Pull each line containing "properties" out of the listing below.

DATA PROVIDED:
▼

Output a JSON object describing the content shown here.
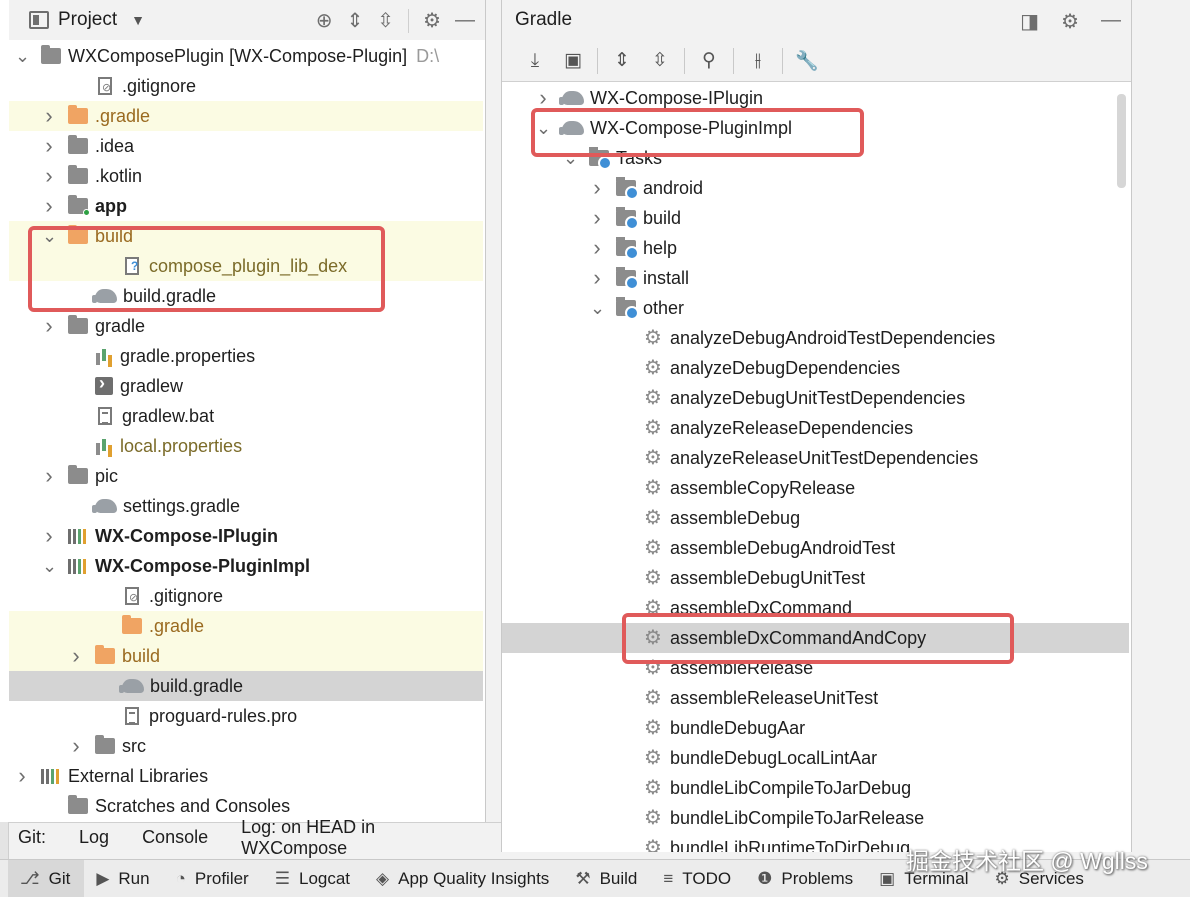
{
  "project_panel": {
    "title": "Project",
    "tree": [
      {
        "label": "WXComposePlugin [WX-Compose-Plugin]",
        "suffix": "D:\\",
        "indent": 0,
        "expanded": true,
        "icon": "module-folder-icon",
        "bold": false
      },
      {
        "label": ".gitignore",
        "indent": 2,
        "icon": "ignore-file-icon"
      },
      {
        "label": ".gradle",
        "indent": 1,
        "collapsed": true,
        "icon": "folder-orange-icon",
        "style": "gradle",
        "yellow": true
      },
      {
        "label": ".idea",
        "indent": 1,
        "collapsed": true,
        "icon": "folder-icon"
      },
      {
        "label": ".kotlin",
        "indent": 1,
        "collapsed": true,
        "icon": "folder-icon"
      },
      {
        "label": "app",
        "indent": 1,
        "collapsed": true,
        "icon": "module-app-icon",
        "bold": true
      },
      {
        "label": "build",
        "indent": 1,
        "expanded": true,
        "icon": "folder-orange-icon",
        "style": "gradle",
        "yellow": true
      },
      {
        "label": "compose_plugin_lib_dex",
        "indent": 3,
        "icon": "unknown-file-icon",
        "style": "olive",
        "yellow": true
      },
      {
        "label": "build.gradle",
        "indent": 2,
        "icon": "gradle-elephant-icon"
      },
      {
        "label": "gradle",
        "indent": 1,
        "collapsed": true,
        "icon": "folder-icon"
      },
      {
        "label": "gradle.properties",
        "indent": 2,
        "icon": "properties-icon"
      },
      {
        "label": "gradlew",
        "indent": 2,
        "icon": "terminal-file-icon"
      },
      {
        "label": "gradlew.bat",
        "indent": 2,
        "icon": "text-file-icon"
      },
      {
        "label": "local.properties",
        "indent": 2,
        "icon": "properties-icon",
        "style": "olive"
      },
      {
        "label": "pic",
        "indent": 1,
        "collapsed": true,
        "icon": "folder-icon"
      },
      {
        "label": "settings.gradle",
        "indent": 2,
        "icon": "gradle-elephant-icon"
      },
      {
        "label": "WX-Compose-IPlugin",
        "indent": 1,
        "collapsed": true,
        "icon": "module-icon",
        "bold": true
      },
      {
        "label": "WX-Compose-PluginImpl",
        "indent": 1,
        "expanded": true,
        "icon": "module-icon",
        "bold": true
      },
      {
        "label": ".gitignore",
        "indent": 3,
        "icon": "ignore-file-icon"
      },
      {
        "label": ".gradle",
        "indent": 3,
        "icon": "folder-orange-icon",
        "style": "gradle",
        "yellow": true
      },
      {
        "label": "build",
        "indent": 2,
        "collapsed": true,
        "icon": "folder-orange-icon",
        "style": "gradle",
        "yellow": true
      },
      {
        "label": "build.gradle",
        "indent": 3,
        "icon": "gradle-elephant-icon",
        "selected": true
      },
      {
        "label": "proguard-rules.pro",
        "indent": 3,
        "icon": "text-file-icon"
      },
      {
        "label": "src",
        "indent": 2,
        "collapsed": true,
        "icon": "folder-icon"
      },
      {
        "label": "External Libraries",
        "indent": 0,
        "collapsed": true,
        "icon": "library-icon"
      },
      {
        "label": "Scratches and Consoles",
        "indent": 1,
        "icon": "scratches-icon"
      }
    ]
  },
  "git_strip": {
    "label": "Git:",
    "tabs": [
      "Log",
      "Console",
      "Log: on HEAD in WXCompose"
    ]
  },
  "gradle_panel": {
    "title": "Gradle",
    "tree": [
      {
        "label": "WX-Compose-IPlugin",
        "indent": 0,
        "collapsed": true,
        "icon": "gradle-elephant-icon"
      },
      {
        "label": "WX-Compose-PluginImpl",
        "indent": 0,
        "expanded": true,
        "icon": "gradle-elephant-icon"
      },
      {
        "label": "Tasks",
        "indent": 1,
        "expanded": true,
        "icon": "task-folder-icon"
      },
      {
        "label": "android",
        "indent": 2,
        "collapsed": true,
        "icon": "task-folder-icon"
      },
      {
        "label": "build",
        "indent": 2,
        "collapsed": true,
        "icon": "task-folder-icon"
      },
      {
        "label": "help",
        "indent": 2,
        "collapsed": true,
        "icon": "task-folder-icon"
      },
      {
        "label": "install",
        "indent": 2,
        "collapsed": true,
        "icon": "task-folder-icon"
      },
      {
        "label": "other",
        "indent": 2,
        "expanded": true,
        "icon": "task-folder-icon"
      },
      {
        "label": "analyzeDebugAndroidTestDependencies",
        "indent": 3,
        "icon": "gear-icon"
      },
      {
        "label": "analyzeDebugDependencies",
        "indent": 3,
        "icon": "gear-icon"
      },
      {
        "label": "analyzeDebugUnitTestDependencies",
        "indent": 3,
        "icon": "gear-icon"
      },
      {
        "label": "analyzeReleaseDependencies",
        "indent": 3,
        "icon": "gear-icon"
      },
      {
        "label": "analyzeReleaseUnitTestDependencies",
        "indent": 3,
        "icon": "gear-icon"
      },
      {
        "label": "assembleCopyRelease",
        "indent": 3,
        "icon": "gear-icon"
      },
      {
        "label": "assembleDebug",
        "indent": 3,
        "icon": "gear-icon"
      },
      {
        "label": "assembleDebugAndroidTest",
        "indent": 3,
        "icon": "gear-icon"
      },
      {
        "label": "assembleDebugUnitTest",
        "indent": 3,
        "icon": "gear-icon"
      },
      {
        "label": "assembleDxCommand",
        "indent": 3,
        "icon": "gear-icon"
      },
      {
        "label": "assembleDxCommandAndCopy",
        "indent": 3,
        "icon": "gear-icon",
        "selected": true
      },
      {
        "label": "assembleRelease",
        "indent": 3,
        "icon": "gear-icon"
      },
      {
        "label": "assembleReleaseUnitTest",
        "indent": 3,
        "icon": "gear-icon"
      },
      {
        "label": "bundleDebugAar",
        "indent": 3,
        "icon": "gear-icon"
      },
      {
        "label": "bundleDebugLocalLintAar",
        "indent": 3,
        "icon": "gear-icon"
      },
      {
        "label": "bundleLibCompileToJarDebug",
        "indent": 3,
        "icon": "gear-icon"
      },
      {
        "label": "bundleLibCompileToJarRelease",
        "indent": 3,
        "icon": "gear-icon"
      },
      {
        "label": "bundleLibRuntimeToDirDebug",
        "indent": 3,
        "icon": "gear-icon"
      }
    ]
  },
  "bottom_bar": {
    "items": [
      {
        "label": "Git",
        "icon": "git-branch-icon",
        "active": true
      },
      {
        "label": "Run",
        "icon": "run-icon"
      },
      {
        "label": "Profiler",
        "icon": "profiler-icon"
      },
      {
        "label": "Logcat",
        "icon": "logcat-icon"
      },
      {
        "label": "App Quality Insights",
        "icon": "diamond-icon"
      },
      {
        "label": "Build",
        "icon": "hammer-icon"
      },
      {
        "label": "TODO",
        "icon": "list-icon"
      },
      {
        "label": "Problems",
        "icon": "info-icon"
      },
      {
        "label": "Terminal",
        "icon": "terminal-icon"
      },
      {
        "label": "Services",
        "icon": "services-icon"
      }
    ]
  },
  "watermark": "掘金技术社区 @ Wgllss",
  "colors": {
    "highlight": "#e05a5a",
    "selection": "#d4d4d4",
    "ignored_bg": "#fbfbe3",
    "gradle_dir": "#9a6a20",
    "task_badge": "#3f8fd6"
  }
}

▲

ANSWER SPACE:
        "label": "gradle.properties",
        "icon": "properties-icon"
        "label": "local.properties",
        "icon": "properties-icon",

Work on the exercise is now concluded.